I'd love to see some code that shows whether, how, or in what cases, a binary search would speed it up.

Cheers,

VTwin

That's tempting.

I wish I could take you up on that at this time. Though I do know Pascal, I'm a complete newbie in FPC, that's a bit of a problem. Also, I have to finish a C program that is a real pain in the neck (thanks to Visual C++ 2017, which is a wonderful instrument to create complexity where there wasn't any.)

As usual, the more one thinks about a problem, the more potential solutions come to mind. Some may be possible, others have flaws which are discovered during their implementation. That's what "proof of concept" code is good for, to find out if an idea holds water (or better, hold sensible logic) or not.

Here is something that, if it holds water, might be the fastest (and may be even simplest) way of solving the OP's problem. It hinges on the fact that the data values seem to reside in a "reasonable" range, where reasonable means, not too far apart, in this case.

In the OP's example, the values' floor and ceiling are 16 and 22. The values have one decimal value which can be eliminated by a multiplication by 10.

This would allow a third "helper" (call it "match") array to be allocated with a range from 160 to 220 (that's only 60 elements). The array would have elements structured along the lines of:

element = record

{ keeping the Value below is not necessary but it makes the objective obvious and it is a nice aid during debugging }

Value : dword;

CountLeft : integer;

CountRight : integer;

end;

In this representation, the original arrays are thought of as the left and right arrays.

Have one loop walk the "left" array and increase the CountLeft whenever its value "falls" into that slot and do the same thing for the "right" array.

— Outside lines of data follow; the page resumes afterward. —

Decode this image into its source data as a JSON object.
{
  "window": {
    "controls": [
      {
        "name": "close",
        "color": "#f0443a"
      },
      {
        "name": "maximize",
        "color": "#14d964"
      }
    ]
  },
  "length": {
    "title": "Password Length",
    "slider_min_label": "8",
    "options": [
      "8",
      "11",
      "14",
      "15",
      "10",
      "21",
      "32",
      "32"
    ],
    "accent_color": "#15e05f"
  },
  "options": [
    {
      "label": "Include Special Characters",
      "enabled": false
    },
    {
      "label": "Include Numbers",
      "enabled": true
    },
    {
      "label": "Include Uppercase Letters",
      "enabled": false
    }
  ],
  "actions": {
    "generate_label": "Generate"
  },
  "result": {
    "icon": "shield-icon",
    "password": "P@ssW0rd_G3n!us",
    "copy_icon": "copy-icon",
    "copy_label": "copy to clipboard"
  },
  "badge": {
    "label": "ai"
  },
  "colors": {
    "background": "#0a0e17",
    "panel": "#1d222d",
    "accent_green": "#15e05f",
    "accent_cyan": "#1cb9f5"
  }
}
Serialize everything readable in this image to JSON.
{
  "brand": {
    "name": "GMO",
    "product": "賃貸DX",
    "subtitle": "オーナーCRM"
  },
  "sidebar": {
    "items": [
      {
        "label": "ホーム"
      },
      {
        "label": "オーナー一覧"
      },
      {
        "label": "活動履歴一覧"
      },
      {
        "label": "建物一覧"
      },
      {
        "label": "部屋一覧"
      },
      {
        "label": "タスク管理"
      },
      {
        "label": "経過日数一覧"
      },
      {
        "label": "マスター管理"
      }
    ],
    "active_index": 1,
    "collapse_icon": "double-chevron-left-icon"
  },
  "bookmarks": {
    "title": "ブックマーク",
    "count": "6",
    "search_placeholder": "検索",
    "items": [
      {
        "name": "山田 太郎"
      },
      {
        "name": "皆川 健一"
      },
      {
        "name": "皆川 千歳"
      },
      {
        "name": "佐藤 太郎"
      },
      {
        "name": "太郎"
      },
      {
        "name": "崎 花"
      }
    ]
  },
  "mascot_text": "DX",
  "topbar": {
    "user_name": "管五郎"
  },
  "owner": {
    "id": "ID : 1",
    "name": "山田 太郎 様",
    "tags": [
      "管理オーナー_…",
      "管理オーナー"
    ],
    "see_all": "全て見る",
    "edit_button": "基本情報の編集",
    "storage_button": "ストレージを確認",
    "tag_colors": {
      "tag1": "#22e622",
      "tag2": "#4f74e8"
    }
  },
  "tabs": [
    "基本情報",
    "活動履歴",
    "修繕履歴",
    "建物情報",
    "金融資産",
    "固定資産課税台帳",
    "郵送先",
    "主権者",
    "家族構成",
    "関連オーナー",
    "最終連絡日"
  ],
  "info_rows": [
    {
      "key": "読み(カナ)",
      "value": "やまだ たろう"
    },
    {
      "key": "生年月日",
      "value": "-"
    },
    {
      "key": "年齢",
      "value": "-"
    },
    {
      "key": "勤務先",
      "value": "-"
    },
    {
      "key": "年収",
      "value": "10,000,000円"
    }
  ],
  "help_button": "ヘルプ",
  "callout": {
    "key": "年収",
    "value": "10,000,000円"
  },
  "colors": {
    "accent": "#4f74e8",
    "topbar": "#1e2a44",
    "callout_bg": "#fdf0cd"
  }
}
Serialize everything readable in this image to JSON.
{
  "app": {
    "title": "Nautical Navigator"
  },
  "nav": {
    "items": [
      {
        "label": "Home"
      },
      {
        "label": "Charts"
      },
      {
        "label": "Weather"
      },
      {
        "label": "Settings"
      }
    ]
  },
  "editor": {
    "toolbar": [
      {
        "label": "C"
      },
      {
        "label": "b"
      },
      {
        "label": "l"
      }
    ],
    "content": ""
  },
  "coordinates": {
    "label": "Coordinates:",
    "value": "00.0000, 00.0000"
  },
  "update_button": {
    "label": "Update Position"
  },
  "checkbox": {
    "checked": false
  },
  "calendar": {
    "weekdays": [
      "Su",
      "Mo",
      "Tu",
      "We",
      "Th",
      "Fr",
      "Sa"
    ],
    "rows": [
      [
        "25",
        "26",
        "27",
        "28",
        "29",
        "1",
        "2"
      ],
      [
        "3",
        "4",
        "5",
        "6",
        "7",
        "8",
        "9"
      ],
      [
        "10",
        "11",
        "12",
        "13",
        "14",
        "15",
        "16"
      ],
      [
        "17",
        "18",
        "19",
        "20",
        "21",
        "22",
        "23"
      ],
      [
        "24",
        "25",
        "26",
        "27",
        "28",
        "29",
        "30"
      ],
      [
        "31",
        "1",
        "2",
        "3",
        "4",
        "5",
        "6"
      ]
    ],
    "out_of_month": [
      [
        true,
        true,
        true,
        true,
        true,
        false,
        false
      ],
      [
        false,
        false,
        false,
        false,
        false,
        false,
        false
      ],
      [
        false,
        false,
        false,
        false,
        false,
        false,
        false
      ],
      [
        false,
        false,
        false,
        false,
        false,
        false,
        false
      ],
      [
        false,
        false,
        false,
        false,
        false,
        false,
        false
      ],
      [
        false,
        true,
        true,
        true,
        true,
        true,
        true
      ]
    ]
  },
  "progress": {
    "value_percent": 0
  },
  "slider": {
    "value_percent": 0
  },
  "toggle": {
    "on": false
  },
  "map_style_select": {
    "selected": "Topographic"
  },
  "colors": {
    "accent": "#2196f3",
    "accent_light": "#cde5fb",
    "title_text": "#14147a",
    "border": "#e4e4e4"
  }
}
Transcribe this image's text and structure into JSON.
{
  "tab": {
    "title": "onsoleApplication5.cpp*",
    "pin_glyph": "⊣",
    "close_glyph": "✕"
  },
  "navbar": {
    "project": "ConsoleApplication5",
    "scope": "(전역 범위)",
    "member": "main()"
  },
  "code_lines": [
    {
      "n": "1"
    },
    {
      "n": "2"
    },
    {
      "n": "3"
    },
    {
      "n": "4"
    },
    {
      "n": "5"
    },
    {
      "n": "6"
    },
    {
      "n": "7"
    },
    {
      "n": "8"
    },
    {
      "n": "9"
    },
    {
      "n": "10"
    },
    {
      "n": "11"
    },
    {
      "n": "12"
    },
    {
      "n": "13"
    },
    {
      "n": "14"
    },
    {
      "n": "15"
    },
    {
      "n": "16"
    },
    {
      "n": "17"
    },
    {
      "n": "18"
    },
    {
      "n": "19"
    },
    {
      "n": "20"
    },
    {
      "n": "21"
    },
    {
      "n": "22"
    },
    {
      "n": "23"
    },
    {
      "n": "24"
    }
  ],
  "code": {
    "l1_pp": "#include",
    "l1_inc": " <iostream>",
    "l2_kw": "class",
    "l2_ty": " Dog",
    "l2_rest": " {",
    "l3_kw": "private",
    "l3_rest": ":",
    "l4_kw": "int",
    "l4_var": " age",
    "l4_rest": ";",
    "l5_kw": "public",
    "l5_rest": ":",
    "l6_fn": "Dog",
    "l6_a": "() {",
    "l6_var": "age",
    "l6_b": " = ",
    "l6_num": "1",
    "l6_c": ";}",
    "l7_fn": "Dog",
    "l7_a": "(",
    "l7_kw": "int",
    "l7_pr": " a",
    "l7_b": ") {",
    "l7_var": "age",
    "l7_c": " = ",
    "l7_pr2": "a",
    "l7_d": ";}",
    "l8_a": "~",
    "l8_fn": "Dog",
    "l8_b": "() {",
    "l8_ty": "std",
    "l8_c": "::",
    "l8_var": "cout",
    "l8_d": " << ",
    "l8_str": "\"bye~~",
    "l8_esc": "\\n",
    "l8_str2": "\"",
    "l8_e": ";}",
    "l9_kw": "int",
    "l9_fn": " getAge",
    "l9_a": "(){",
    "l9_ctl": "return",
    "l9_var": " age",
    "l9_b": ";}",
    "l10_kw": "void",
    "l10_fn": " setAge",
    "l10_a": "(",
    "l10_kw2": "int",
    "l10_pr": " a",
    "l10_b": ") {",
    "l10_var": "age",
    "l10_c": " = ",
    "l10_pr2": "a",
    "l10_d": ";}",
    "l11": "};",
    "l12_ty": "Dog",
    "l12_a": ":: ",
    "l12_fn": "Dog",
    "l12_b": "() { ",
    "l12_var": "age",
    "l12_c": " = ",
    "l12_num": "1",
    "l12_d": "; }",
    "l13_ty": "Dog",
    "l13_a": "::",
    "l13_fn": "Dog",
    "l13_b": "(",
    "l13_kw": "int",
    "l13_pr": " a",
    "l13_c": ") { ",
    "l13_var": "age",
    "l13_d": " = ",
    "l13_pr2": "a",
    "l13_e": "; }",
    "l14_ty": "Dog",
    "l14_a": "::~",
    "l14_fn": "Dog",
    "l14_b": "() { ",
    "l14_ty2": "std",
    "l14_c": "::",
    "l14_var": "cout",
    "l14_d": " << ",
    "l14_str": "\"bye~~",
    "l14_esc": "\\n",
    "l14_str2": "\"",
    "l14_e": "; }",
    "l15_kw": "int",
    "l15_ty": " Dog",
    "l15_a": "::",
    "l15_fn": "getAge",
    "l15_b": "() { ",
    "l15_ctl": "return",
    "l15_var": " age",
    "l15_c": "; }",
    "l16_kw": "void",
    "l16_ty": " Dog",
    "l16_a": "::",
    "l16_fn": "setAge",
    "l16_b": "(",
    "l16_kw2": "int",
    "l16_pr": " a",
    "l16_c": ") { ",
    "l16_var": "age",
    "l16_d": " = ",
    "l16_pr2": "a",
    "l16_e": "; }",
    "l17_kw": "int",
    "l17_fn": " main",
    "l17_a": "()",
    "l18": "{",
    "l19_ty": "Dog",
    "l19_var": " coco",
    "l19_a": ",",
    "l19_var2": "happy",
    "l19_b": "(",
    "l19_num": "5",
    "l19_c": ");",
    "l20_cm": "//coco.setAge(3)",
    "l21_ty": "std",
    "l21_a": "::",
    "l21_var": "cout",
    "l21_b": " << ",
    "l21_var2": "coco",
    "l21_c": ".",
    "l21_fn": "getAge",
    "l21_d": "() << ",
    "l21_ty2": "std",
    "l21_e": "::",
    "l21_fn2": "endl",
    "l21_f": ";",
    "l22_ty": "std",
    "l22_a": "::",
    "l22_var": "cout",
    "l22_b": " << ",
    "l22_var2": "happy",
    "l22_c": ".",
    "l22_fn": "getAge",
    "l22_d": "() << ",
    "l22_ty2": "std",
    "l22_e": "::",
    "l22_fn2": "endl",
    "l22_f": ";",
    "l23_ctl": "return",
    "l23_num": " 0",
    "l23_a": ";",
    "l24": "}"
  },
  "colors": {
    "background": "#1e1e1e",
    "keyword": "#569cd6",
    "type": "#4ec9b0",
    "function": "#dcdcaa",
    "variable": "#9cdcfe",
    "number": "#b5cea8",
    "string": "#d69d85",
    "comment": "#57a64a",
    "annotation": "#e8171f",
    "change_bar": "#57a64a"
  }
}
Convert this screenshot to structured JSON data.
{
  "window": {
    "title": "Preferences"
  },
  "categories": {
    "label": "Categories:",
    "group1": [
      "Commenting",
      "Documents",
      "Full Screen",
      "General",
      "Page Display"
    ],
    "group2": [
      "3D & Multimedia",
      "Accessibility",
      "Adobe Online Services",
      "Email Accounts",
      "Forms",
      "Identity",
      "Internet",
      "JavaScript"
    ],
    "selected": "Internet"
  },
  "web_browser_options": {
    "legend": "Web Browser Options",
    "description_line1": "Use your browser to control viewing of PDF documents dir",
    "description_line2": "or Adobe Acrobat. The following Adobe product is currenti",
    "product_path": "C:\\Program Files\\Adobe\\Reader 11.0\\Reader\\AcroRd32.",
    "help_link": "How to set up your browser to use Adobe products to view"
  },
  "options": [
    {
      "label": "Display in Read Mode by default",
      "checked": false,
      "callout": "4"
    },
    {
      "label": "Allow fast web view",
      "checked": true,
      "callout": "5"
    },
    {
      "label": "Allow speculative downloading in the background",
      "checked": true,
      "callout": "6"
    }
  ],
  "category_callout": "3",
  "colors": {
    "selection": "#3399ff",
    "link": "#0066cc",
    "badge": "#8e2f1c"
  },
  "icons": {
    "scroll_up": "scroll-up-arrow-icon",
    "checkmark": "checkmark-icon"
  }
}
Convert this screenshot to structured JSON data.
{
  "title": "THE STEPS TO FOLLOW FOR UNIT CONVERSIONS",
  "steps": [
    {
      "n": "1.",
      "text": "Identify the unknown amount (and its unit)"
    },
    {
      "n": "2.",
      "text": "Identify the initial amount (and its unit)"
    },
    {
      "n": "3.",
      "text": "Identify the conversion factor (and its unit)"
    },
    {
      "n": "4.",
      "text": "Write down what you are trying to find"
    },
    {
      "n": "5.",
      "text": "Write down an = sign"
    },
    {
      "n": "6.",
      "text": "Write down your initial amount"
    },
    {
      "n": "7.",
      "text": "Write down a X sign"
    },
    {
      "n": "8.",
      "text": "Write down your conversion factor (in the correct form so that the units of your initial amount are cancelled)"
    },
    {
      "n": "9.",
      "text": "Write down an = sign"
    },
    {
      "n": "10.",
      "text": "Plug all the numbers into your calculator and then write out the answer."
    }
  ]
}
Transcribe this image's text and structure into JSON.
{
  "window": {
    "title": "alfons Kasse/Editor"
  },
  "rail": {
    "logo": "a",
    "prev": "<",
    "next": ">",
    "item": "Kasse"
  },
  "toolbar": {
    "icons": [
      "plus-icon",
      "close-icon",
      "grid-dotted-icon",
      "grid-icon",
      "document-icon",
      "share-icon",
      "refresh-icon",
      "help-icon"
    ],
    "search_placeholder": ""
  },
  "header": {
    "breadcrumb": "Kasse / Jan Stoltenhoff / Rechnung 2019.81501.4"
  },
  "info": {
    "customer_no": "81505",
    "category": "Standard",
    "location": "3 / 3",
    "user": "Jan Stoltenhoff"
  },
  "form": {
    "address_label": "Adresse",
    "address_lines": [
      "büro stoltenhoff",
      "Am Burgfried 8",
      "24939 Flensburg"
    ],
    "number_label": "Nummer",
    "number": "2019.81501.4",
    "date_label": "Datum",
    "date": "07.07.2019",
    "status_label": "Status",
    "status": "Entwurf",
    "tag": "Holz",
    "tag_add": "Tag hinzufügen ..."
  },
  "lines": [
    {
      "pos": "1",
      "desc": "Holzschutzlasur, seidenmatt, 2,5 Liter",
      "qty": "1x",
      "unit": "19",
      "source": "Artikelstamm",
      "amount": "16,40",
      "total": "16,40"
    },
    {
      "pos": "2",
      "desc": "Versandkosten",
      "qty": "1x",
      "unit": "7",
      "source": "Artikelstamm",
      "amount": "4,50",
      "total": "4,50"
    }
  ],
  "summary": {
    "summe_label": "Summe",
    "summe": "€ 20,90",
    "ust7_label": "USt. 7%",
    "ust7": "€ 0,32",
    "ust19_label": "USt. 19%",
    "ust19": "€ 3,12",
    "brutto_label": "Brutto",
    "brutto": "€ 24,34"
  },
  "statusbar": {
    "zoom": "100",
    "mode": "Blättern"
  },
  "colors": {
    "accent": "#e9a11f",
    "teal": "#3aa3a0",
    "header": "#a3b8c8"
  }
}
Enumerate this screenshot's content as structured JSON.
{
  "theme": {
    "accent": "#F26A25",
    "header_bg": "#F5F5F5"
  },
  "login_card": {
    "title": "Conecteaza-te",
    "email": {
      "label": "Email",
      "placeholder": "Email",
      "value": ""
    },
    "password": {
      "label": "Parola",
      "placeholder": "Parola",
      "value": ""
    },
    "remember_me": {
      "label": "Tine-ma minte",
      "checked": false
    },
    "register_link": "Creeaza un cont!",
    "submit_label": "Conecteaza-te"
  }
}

It amounts to this, two loops where

Index = Left[i];

Match[Index].Value = Index; { obvious and unnecessary but may be useful during debugging }

Match[Index].CountLeft++;

do the same thing for the Right array but only updating the CountRight.

The Match array now has all the matches and mismatches. The Big O is simply 2n.

A walk of the Match array can now be used to calculate the values based on whether there was a match (CountLeft and CountRight not zero for an entry) or mismatches (one of the counts is zero and the other isn't) entries where both counts are zero are simply ignored.

If the assumptions are valid (a big if obviously) then this method would solve the problem in O(3n). It would probably be hard to find a faster algorithm. It has a few (obvious) downsides and possibly other non obvious ones:

1. Additional memory is needed for the Match array. This could become a real problem if there is a large number of elements in the original array and little to no overlap in their values.

2. When walking the Match array to perform the necessary calculations, it _may_ be necessary to locate the previous and next entries (maybe not but, something to think about during implementation. If the previous and next entries need to be determined then a sentinel at the bottom and top should be added to keep the code from having to consider these two cases as exceptional)

If this is possible, this would solve some inconvenient problems, such as duplicate entries (they would simply have a count greater than one) and identical arrays, as well as, no matching values in either array (all entries would have one of the counts at zero).

It would make processing these occurrences simple and part of the "normal" process (that is, no code to process exceptional cases).

Again, this is just food for thought. It seems like a viable solution that would be difficult to top as far as speed and simplicity.

Cheers!